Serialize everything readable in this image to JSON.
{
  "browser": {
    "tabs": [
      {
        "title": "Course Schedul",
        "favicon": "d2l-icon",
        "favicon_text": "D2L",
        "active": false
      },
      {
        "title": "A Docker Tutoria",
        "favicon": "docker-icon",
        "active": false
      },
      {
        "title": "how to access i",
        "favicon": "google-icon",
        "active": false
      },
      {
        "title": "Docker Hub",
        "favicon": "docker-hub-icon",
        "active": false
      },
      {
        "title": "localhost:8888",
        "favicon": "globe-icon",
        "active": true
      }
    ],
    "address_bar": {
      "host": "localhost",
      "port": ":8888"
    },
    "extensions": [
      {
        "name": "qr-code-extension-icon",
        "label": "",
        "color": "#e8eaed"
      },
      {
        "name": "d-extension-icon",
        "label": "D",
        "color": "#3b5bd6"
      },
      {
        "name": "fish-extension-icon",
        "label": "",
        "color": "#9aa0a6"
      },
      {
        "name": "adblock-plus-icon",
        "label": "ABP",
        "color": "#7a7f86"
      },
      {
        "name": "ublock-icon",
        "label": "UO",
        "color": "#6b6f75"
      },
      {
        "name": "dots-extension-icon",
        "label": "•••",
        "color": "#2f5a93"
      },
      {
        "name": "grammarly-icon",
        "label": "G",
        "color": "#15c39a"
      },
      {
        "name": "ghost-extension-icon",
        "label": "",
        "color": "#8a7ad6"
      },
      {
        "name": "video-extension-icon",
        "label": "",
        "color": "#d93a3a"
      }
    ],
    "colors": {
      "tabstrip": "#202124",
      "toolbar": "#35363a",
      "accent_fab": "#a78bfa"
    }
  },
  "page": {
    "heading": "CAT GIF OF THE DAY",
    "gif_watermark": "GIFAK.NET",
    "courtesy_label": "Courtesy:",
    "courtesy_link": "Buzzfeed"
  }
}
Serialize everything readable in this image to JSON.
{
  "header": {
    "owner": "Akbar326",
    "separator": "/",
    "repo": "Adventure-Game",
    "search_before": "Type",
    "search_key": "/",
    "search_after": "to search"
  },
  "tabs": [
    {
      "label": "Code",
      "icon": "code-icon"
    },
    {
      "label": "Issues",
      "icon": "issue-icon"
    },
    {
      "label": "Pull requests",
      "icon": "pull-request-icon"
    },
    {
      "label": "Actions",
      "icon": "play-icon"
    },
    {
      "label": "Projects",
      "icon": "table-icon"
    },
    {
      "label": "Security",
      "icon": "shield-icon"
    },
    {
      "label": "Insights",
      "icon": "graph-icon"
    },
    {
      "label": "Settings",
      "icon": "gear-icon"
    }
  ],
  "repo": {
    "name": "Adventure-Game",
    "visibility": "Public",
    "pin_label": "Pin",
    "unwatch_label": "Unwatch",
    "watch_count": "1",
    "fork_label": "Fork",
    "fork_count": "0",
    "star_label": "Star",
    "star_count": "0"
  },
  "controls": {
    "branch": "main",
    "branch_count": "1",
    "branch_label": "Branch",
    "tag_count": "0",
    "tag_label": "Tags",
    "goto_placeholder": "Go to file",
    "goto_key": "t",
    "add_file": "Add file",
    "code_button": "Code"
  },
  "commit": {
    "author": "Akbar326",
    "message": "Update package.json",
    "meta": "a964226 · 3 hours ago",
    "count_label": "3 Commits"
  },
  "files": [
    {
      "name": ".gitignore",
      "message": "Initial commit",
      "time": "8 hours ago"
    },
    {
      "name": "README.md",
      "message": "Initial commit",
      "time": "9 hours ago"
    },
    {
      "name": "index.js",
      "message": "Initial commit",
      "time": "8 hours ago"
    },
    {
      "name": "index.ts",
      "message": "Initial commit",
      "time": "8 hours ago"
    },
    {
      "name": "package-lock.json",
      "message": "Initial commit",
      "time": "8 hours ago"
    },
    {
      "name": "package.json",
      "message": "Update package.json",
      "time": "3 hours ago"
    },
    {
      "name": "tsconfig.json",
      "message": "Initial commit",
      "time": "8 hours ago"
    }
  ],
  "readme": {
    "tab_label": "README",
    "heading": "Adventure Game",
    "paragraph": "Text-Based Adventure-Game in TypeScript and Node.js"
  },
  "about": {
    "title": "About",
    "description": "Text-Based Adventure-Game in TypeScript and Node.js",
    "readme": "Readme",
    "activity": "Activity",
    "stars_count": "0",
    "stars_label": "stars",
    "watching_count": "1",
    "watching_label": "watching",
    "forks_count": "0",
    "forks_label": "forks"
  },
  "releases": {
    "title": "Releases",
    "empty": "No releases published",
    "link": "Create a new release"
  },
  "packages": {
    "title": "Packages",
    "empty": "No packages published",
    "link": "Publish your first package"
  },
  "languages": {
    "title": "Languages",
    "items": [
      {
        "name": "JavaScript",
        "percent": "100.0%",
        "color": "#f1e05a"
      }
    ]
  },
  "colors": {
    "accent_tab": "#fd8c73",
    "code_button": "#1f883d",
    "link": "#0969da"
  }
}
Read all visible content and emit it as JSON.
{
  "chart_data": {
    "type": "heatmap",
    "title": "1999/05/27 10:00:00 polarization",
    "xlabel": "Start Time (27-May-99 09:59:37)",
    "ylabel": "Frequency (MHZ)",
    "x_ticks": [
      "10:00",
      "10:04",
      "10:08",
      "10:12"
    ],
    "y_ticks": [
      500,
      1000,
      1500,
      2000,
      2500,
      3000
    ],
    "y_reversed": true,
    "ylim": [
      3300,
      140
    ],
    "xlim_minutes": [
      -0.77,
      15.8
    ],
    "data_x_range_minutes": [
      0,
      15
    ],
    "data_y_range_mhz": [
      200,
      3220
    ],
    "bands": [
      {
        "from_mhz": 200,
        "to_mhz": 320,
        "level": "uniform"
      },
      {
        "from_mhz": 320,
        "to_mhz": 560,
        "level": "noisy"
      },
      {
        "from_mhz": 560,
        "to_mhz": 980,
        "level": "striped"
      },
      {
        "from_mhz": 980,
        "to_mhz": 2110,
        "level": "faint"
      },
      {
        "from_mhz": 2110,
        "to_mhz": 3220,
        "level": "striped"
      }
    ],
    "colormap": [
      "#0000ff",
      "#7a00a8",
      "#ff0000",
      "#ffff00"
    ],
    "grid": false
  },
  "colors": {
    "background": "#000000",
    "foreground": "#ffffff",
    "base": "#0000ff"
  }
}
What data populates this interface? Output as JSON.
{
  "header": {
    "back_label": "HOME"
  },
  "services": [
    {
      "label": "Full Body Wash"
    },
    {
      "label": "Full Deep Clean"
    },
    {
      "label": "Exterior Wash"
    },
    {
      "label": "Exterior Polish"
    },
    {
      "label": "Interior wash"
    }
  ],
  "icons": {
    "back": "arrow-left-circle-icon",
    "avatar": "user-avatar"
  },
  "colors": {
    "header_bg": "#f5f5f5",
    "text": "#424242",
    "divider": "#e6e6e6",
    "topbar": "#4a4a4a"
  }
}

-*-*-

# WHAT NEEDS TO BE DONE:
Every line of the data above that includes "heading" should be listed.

# SOLUTION BELOW:
    "heading": "CAT GIF OF THE DAY",
    "heading": "Adventure Game",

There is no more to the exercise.